TRY IT: For every line that contains the string "more", pull that line out of the material below.

━━ DATA

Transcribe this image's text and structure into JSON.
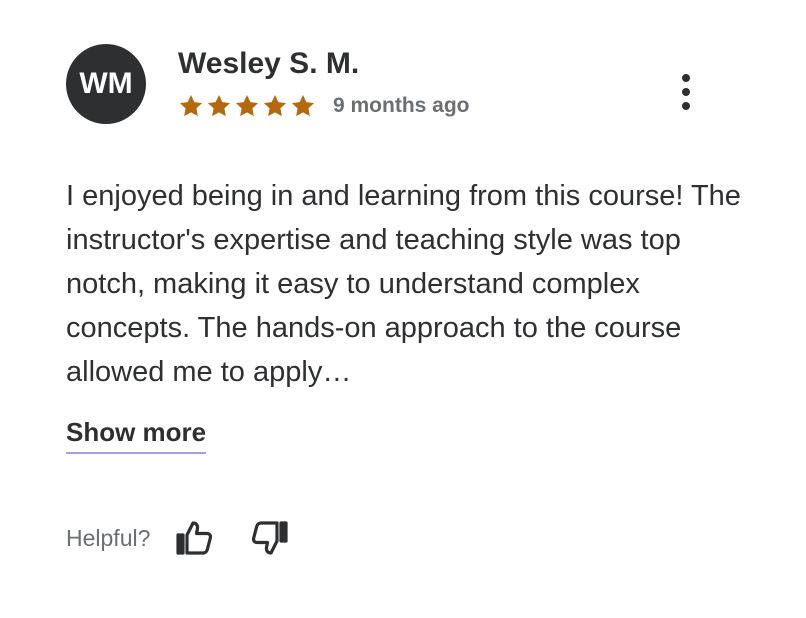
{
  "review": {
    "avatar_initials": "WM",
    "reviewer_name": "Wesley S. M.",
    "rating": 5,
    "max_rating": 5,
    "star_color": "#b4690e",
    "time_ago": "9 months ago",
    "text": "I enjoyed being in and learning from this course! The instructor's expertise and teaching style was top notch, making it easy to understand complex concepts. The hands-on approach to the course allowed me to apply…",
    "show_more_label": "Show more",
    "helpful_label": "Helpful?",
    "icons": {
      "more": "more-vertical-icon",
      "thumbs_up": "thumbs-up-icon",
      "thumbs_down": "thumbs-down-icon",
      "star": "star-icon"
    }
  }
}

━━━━
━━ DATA

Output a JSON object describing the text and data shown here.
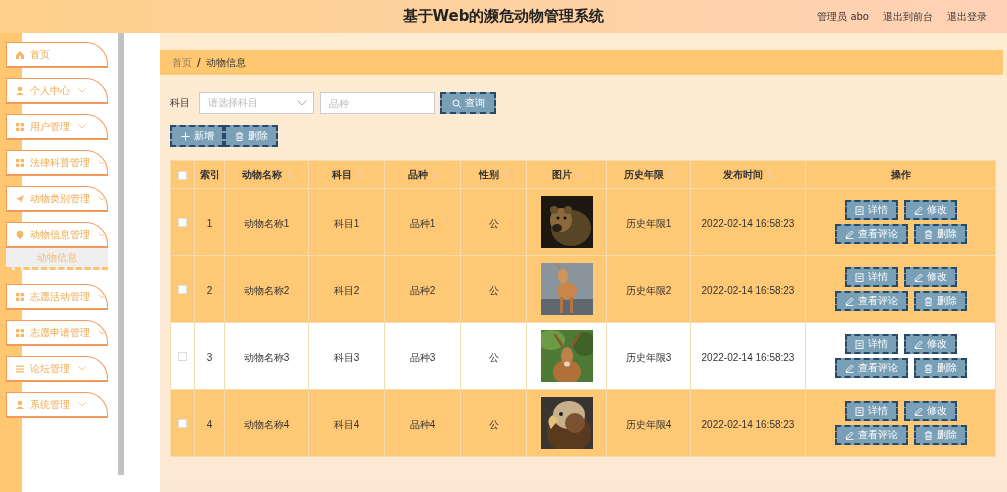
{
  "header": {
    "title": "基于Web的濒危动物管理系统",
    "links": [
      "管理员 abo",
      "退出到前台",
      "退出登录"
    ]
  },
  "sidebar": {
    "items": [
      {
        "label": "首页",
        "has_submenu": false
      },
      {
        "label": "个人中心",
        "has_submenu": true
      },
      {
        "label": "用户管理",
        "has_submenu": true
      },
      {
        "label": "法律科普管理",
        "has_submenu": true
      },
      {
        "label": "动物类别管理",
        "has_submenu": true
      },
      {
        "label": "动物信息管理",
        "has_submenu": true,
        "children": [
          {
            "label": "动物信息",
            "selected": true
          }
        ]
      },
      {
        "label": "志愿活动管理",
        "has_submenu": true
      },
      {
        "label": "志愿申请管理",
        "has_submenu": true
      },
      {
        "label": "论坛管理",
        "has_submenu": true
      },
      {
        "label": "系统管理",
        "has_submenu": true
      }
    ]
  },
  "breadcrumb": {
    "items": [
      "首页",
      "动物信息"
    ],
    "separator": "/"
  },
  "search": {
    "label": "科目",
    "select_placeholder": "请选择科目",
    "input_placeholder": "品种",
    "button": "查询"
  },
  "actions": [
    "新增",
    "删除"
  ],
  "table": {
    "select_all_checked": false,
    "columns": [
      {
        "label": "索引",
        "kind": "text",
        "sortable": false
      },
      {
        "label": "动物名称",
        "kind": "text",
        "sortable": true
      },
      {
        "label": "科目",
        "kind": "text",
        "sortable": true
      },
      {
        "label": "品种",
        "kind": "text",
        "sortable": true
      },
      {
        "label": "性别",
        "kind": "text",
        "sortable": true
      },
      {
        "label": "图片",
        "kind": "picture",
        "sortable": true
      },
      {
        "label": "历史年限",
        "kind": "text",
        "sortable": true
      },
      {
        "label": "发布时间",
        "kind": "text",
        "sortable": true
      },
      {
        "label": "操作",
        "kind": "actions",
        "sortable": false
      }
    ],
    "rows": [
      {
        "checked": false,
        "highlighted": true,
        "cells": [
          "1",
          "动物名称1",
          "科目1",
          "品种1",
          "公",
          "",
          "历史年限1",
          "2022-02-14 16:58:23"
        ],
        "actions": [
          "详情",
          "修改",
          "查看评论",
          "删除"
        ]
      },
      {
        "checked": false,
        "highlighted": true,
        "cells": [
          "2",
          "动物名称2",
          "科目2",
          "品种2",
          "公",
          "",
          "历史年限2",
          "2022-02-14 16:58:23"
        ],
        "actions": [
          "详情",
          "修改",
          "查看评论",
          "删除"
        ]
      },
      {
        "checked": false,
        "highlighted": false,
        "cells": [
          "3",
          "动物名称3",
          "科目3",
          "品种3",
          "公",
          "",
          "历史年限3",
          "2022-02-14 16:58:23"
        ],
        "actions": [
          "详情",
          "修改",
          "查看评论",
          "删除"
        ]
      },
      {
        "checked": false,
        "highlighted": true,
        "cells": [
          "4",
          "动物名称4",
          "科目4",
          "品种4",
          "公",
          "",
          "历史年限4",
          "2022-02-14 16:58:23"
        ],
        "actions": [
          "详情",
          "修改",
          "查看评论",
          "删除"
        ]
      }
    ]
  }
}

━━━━

SOLUTION BELOW:
    "show_more_label": "Show more",
      "more": "more-vertical-icon",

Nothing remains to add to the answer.